When you find the word "Darshan" in a line of the entries, please copy the whole line.

### Available data
>>>

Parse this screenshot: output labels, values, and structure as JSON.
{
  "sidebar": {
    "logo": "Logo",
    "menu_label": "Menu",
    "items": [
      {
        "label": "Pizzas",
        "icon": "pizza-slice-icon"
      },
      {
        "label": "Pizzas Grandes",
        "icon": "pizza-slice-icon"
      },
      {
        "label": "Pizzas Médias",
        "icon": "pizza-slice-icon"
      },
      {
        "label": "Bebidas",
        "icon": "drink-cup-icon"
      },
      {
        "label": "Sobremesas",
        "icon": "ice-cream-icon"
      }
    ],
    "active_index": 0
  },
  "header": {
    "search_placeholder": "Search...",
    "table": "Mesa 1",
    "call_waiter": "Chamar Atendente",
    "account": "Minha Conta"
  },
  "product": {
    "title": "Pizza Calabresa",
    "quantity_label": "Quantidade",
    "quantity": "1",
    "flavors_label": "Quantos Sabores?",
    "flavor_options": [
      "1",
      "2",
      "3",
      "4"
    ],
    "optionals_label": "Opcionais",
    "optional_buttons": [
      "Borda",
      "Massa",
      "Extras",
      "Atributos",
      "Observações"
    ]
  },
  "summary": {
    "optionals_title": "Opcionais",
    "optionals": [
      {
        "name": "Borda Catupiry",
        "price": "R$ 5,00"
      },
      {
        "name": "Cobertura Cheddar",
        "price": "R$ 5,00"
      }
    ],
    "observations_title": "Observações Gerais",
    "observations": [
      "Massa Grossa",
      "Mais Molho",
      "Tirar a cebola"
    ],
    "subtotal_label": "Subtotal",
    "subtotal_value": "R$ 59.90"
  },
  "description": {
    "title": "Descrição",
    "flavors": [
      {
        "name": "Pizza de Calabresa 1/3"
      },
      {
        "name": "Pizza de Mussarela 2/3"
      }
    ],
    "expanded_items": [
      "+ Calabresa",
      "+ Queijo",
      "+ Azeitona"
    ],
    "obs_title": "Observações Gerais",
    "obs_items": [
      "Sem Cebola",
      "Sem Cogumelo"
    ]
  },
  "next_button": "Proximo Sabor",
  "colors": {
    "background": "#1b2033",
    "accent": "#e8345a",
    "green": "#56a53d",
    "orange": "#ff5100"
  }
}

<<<
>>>

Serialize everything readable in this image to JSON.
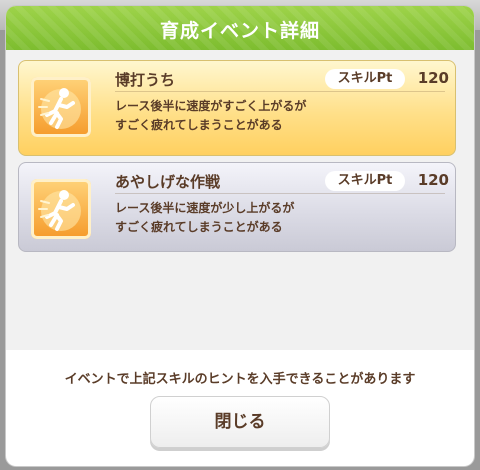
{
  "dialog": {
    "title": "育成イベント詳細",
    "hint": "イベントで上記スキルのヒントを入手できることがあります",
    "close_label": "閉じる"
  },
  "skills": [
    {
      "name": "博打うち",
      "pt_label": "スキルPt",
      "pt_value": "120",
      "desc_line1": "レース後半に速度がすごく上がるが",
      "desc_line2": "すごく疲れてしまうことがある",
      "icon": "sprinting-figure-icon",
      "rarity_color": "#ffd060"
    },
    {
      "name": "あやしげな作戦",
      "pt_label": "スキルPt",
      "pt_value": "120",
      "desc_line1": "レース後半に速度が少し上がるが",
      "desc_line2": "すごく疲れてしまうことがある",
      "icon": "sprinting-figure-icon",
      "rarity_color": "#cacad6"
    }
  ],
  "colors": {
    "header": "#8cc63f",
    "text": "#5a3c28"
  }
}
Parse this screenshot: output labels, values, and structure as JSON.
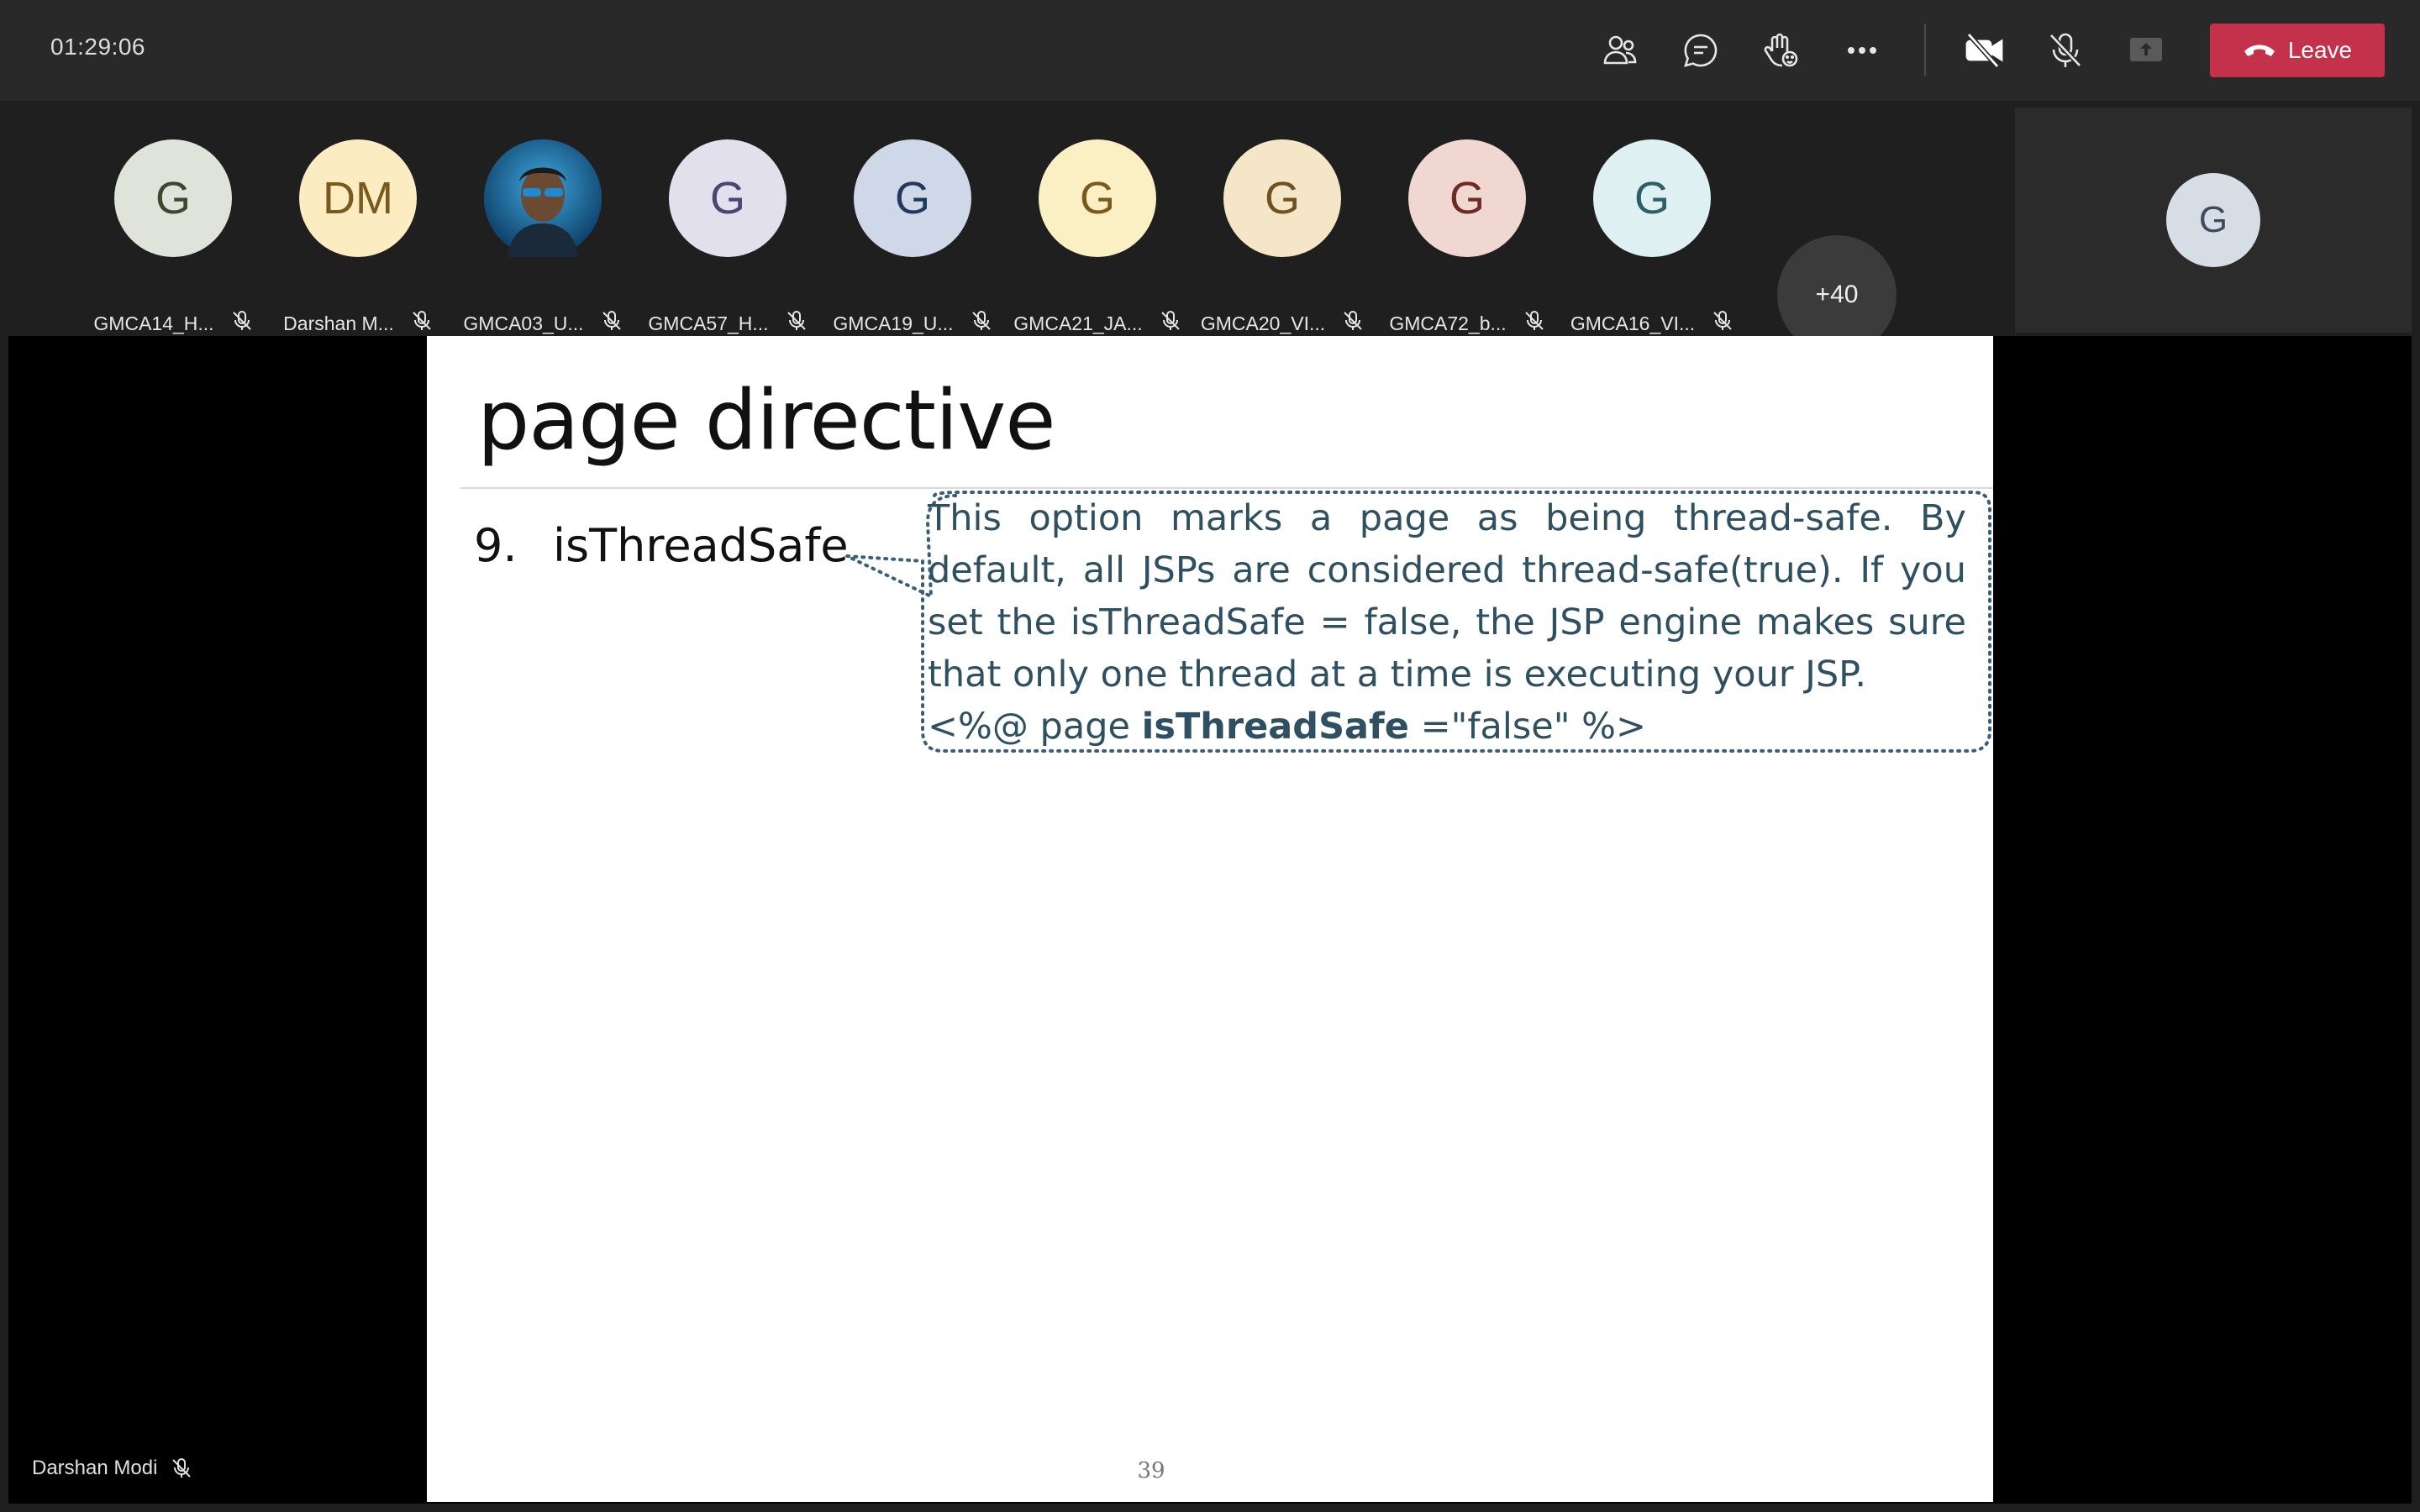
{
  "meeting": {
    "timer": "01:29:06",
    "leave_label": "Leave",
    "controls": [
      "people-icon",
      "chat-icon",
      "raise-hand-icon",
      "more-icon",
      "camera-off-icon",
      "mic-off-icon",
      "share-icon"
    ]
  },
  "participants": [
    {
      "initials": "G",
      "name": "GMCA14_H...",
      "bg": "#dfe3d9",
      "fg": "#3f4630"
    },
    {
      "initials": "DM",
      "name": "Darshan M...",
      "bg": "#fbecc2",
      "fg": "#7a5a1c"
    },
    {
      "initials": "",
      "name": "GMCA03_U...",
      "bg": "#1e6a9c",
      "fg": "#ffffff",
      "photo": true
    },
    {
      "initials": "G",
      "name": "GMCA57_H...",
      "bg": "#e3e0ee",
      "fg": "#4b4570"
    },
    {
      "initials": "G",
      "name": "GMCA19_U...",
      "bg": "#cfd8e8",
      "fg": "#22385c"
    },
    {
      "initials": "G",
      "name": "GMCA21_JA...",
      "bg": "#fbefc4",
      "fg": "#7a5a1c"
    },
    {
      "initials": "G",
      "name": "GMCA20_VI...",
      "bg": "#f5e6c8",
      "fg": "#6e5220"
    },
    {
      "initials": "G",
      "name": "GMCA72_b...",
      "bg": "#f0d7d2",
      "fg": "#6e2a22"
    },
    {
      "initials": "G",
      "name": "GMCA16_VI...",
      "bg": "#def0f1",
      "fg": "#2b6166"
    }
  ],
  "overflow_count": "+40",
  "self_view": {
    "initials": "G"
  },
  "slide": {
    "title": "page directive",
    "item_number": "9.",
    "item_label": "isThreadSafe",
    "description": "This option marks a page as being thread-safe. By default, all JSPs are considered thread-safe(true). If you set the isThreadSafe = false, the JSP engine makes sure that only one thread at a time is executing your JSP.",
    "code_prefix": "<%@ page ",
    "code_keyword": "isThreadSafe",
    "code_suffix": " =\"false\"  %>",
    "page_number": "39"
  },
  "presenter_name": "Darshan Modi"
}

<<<

### Answer space
      "name": "Darshan M...",
  "presenter_name": "Darshan Modi"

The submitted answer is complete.